WHAT THE TASK REQUIRES:
All records below are to be set down exactly, each character intact.

PROVIDED RECORDS:
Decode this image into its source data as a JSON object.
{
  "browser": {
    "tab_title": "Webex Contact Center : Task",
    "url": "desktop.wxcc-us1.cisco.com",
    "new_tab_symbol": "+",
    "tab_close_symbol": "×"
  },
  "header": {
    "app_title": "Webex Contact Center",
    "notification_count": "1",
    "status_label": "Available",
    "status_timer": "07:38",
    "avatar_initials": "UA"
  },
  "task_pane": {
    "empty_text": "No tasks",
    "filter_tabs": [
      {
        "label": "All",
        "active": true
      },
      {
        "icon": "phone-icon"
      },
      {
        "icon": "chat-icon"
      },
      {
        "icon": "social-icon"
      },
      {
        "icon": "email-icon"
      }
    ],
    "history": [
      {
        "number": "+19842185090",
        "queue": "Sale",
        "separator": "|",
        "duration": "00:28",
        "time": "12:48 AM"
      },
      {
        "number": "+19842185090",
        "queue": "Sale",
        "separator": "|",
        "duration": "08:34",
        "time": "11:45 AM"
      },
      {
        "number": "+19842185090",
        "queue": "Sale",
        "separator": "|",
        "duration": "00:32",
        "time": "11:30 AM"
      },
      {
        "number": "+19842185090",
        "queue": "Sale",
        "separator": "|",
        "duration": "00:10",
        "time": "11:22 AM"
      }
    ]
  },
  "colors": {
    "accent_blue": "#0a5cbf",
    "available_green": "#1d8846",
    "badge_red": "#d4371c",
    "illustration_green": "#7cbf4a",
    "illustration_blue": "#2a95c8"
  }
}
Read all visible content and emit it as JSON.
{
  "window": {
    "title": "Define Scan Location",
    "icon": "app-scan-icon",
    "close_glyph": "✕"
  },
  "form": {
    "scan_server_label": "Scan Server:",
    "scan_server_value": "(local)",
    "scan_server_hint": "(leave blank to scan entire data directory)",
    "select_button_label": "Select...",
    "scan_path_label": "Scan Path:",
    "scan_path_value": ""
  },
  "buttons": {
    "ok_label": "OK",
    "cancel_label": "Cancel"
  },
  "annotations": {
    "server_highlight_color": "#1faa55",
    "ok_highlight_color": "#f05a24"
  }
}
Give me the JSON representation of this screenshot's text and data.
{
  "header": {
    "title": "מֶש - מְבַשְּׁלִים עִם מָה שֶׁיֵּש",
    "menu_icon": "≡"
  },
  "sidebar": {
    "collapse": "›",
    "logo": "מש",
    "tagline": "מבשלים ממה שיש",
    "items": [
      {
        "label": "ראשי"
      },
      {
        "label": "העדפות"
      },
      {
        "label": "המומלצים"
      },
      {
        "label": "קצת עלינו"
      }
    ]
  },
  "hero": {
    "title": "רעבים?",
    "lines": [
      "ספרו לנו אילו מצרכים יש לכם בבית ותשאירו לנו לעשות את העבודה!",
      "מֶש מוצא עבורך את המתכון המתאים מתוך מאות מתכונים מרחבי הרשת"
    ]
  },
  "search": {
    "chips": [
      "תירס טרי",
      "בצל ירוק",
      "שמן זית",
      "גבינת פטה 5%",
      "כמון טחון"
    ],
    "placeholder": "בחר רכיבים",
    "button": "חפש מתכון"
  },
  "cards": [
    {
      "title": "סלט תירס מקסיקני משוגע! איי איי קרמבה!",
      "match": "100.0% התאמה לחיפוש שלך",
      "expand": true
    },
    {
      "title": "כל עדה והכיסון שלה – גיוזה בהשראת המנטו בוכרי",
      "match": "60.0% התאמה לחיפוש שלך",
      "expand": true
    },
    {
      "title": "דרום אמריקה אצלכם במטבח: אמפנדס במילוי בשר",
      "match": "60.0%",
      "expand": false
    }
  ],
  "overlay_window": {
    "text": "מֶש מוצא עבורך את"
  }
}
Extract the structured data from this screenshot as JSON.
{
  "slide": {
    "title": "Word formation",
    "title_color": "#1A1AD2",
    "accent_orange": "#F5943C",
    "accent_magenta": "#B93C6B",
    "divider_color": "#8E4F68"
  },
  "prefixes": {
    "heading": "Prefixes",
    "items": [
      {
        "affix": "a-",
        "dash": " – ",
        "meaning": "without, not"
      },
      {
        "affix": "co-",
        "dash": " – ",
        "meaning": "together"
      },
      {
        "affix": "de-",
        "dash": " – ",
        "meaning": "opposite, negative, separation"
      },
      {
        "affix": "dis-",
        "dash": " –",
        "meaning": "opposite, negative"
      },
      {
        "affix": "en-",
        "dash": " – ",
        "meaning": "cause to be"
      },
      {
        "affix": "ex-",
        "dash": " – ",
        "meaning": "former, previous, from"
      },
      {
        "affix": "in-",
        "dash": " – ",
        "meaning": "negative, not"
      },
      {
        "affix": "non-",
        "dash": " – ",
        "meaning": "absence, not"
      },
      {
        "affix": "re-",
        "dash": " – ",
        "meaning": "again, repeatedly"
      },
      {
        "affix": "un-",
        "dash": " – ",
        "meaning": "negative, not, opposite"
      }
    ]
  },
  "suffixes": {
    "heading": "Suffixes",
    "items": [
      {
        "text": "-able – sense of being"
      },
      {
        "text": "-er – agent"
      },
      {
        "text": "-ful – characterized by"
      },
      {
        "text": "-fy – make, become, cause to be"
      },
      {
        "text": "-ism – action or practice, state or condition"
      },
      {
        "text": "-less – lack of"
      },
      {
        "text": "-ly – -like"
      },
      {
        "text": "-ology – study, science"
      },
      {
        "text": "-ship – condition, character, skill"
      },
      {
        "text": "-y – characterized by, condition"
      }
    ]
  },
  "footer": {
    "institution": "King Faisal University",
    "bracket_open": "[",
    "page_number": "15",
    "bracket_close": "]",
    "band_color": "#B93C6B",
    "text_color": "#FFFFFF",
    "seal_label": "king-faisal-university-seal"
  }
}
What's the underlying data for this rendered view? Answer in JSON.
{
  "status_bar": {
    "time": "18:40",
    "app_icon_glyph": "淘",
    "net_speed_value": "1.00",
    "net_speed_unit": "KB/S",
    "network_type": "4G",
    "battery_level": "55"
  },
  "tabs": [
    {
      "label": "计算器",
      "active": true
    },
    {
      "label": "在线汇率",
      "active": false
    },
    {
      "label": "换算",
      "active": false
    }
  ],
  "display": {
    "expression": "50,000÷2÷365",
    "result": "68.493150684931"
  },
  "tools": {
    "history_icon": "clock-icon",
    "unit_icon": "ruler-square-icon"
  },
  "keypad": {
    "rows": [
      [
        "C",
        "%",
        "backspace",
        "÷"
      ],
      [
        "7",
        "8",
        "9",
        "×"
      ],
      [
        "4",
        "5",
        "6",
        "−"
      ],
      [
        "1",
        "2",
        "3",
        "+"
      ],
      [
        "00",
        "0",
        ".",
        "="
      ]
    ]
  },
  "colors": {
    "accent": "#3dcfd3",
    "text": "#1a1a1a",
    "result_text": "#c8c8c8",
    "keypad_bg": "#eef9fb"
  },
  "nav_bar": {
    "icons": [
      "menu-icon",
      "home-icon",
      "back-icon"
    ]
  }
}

OUTPUT OF THE EXERCISE:
Decode this image into its source data as a JSON object.
{
  "browser": {
    "tab_title": "Webex Contact Center : Task",
    "url": "desktop.wxcc-us1.cisco.com",
    "new_tab_symbol": "+",
    "tab_close_symbol": "×"
  },
  "header": {
    "app_title": "Webex Contact Center",
    "notification_count": "1",
    "status_label": "Available",
    "status_timer": "07:38",
    "avatar_initials": "UA"
  },
  "task_pane": {
    "empty_text": "No tasks",
    "filter_tabs": [
      {
        "label": "All",
        "active": true
      },
      {
        "icon": "phone-icon"
      },
      {
        "icon": "chat-icon"
      },
      {
        "icon": "social-icon"
      },
      {
        "icon": "email-icon"
      }
    ],
    "history": [
      {
        "number": "+19842185090",
        "queue": "Sale",
        "separator": "|",
        "duration": "00:28",
        "time": "12:48 AM"
      },
      {
        "number": "+19842185090",
        "queue": "Sale",
        "separator": "|",
        "duration": "08:34",
        "time": "11:45 AM"
      },
      {
        "number": "+19842185090",
        "queue": "Sale",
        "separator": "|",
        "duration": "00:32",
        "time": "11:30 AM"
      },
      {
        "number": "+19842185090",
        "queue": "Sale",
        "separator": "|",
        "duration": "00:10",
        "time": "11:22 AM"
      }
    ]
  },
  "colors": {
    "accent_blue": "#0a5cbf",
    "available_green": "#1d8846",
    "badge_red": "#d4371c",
    "illustration_green": "#7cbf4a",
    "illustration_blue": "#2a95c8"
  }
}
Read all visible content and emit it as JSON.
{
  "window": {
    "title": "Define Scan Location",
    "icon": "app-scan-icon",
    "close_glyph": "✕"
  },
  "form": {
    "scan_server_label": "Scan Server:",
    "scan_server_value": "(local)",
    "scan_server_hint": "(leave blank to scan entire data directory)",
    "select_button_label": "Select...",
    "scan_path_label": "Scan Path:",
    "scan_path_value": ""
  },
  "buttons": {
    "ok_label": "OK",
    "cancel_label": "Cancel"
  },
  "annotations": {
    "server_highlight_color": "#1faa55",
    "ok_highlight_color": "#f05a24"
  }
}
Give me the JSON representation of this screenshot's text and data.
{
  "header": {
    "title": "מֶש - מְבַשְּׁלִים עִם מָה שֶׁיֵּש",
    "menu_icon": "≡"
  },
  "sidebar": {
    "collapse": "›",
    "logo": "מש",
    "tagline": "מבשלים ממה שיש",
    "items": [
      {
        "label": "ראשי"
      },
      {
        "label": "העדפות"
      },
      {
        "label": "המומלצים"
      },
      {
        "label": "קצת עלינו"
      }
    ]
  },
  "hero": {
    "title": "רעבים?",
    "lines": [
      "ספרו לנו אילו מצרכים יש לכם בבית ותשאירו לנו לעשות את העבודה!",
      "מֶש מוצא עבורך את המתכון המתאים מתוך מאות מתכונים מרחבי הרשת"
    ]
  },
  "search": {
    "chips": [
      "תירס טרי",
      "בצל ירוק",
      "שמן זית",
      "גבינת פטה 5%",
      "כמון טחון"
    ],
    "placeholder": "בחר רכיבים",
    "button": "חפש מתכון"
  },
  "cards": [
    {
      "title": "סלט תירס מקסיקני משוגע! איי איי קרמבה!",
      "match": "100.0% התאמה לחיפוש שלך",
      "expand": true
    },
    {
      "title": "כל עדה והכיסון שלה – גיוזה בהשראת המנטו בוכרי",
      "match": "60.0% התאמה לחיפוש שלך",
      "expand": true
    },
    {
      "title": "דרום אמריקה אצלכם במטבח: אמפנדס במילוי בשר",
      "match": "60.0%",
      "expand": false
    }
  ],
  "overlay_window": {
    "text": "מֶש מוצא עבורך את"
  }
}
Extract the structured data from this screenshot as JSON.
{
  "slide": {
    "title": "Word formation",
    "title_color": "#1A1AD2",
    "accent_orange": "#F5943C",
    "accent_magenta": "#B93C6B",
    "divider_color": "#8E4F68"
  },
  "prefixes": {
    "heading": "Prefixes",
    "items": [
      {
        "affix": "a-",
        "dash": " – ",
        "meaning": "without, not"
      },
      {
        "affix": "co-",
        "dash": " – ",
        "meaning": "together"
      },
      {
        "affix": "de-",
        "dash": " – ",
        "meaning": "opposite, negative, separation"
      },
      {
        "affix": "dis-",
        "dash": " –",
        "meaning": "opposite, negative"
      },
      {
        "affix": "en-",
        "dash": " – ",
        "meaning": "cause to be"
      },
      {
        "affix": "ex-",
        "dash": " – ",
        "meaning": "former, previous, from"
      },
      {
        "affix": "in-",
        "dash": " – ",
        "meaning": "negative, not"
      },
      {
        "affix": "non-",
        "dash": " – ",
        "meaning": "absence, not"
      },
      {
        "affix": "re-",
        "dash": " – ",
        "meaning": "again, repeatedly"
      },
      {
        "affix": "un-",
        "dash": " – ",
        "meaning": "negative, not, opposite"
      }
    ]
  },
  "suffixes": {
    "heading": "Suffixes",
    "items": [
      {
        "text": "-able – sense of being"
      },
      {
        "text": "-er – agent"
      },
      {
        "text": "-ful – characterized by"
      },
      {
        "text": "-fy – make, become, cause to be"
      },
      {
        "text": "-ism – action or practice, state or condition"
      },
      {
        "text": "-less – lack of"
      },
      {
        "text": "-ly – -like"
      },
      {
        "text": "-ology – study, science"
      },
      {
        "text": "-ship – condition, character, skill"
      },
      {
        "text": "-y – characterized by, condition"
      }
    ]
  },
  "footer": {
    "institution": "King Faisal University",
    "bracket_open": "[",
    "page_number": "15",
    "bracket_close": "]",
    "band_color": "#B93C6B",
    "text_color": "#FFFFFF",
    "seal_label": "king-faisal-university-seal"
  }
}
What's the underlying data for this rendered view? Answer in JSON.
{
  "status_bar": {
    "time": "18:40",
    "app_icon_glyph": "淘",
    "net_speed_value": "1.00",
    "net_speed_unit": "KB/S",
    "network_type": "4G",
    "battery_level": "55"
  },
  "tabs": [
    {
      "label": "计算器",
      "active": true
    },
    {
      "label": "在线汇率",
      "active": false
    },
    {
      "label": "换算",
      "active": false
    }
  ],
  "display": {
    "expression": "50,000÷2÷365",
    "result": "68.493150684931"
  },
  "tools": {
    "history_icon": "clock-icon",
    "unit_icon": "ruler-square-icon"
  },
  "keypad": {
    "rows": [
      [
        "C",
        "%",
        "backspace",
        "÷"
      ],
      [
        "7",
        "8",
        "9",
        "×"
      ],
      [
        "4",
        "5",
        "6",
        "−"
      ],
      [
        "1",
        "2",
        "3",
        "+"
      ],
      [
        "00",
        "0",
        ".",
        "="
      ]
    ]
  },
  "colors": {
    "accent": "#3dcfd3",
    "text": "#1a1a1a",
    "result_text": "#c8c8c8",
    "keypad_bg": "#eef9fb"
  },
  "nav_bar": {
    "icons": [
      "menu-icon",
      "home-icon",
      "back-icon"
    ]
  }
}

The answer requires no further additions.